### WHAT IS REQUIRED:
Write the records out once more. Leave each line exactly as given.
Content starts
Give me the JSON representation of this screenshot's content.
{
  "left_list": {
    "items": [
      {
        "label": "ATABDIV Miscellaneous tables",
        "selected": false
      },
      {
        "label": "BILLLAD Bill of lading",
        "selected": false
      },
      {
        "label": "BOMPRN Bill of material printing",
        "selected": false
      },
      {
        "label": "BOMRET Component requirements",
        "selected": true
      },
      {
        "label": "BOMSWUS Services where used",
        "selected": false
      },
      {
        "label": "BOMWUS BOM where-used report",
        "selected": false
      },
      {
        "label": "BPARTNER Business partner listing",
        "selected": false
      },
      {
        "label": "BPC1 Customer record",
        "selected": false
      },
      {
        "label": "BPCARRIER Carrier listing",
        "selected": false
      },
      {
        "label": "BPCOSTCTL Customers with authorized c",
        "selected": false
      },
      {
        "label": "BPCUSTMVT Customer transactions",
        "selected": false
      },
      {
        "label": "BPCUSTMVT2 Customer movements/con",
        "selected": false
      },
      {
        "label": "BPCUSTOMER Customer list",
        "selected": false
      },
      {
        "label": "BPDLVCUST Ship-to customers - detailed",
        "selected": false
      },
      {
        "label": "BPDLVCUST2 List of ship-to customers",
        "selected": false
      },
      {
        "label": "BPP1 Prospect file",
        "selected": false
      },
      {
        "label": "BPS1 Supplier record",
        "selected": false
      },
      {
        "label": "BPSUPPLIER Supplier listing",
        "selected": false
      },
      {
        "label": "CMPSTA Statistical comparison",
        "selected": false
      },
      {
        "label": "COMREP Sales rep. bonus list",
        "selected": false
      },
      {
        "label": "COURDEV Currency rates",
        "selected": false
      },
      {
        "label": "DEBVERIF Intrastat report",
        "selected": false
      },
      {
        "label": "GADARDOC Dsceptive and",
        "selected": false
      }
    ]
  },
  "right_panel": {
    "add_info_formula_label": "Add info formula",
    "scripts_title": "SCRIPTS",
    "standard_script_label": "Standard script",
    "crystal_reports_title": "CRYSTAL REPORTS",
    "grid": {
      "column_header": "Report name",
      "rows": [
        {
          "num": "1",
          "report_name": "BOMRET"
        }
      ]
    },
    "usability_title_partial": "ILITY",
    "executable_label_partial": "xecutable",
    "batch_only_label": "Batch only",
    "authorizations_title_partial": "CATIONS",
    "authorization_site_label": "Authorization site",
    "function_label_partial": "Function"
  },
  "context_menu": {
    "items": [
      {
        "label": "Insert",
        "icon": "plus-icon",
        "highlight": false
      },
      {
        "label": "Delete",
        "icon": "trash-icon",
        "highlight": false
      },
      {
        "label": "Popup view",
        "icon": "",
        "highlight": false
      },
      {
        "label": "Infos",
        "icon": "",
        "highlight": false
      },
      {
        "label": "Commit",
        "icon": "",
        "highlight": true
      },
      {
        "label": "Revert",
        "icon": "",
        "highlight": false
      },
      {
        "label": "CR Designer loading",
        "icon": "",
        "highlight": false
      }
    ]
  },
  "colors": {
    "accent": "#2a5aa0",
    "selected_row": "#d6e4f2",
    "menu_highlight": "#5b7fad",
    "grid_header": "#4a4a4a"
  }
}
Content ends
### TASK RESULT:
Give me the JSON representation of this screenshot's content.
{
  "left_list": {
    "items": [
      {
        "label": "ATABDIV Miscellaneous tables",
        "selected": false
      },
      {
        "label": "BILLLAD Bill of lading",
        "selected": false
      },
      {
        "label": "BOMPRN Bill of material printing",
        "selected": false
      },
      {
        "label": "BOMRET Component requirements",
        "selected": true
      },
      {
        "label": "BOMSWUS Services where used",
        "selected": false
      },
      {
        "label": "BOMWUS BOM where-used report",
        "selected": false
      },
      {
        "label": "BPARTNER Business partner listing",
        "selected": false
      },
      {
        "label": "BPC1 Customer record",
        "selected": false
      },
      {
        "label": "BPCARRIER Carrier listing",
        "selected": false
      },
      {
        "label": "BPCOSTCTL Customers with authorized c",
        "selected": false
      },
      {
        "label": "BPCUSTMVT Customer transactions",
        "selected": false
      },
      {
        "label": "BPCUSTMVT2 Customer movements/con",
        "selected": false
      },
      {
        "label": "BPCUSTOMER Customer list",
        "selected": false
      },
      {
        "label": "BPDLVCUST Ship-to customers - detailed",
        "selected": false
      },
      {
        "label": "BPDLVCUST2 List of ship-to customers",
        "selected": false
      },
      {
        "label": "BPP1 Prospect file",
        "selected": false
      },
      {
        "label": "BPS1 Supplier record",
        "selected": false
      },
      {
        "label": "BPSUPPLIER Supplier listing",
        "selected": false
      },
      {
        "label": "CMPSTA Statistical comparison",
        "selected": false
      },
      {
        "label": "COMREP Sales rep. bonus list",
        "selected": false
      },
      {
        "label": "COURDEV Currency rates",
        "selected": false
      },
      {
        "label": "DEBVERIF Intrastat report",
        "selected": false
      },
      {
        "label": "GADARDOC Dsceptive and",
        "selected": false
      }
    ]
  },
  "right_panel": {
    "add_info_formula_label": "Add info formula",
    "scripts_title": "SCRIPTS",
    "standard_script_label": "Standard script",
    "crystal_reports_title": "CRYSTAL REPORTS",
    "grid": {
      "column_header": "Report name",
      "rows": [
        {
          "num": "1",
          "report_name": "BOMRET"
        }
      ]
    },
    "usability_title_partial": "ILITY",
    "executable_label_partial": "xecutable",
    "batch_only_label": "Batch only",
    "authorizations_title_partial": "CATIONS",
    "authorization_site_label": "Authorization site",
    "function_label_partial": "Function"
  },
  "context_menu": {
    "items": [
      {
        "label": "Insert",
        "icon": "plus-icon",
        "highlight": false
      },
      {
        "label": "Delete",
        "icon": "trash-icon",
        "highlight": false
      },
      {
        "label": "Popup view",
        "icon": "",
        "highlight": false
      },
      {
        "label": "Infos",
        "icon": "",
        "highlight": false
      },
      {
        "label": "Commit",
        "icon": "",
        "highlight": true
      },
      {
        "label": "Revert",
        "icon": "",
        "highlight": false
      },
      {
        "label": "CR Designer loading",
        "icon": "",
        "highlight": false
      }
    ]
  },
  "colors": {
    "accent": "#2a5aa0",
    "selected_row": "#d6e4f2",
    "menu_highlight": "#5b7fad",
    "grid_header": "#4a4a4a"
  }
}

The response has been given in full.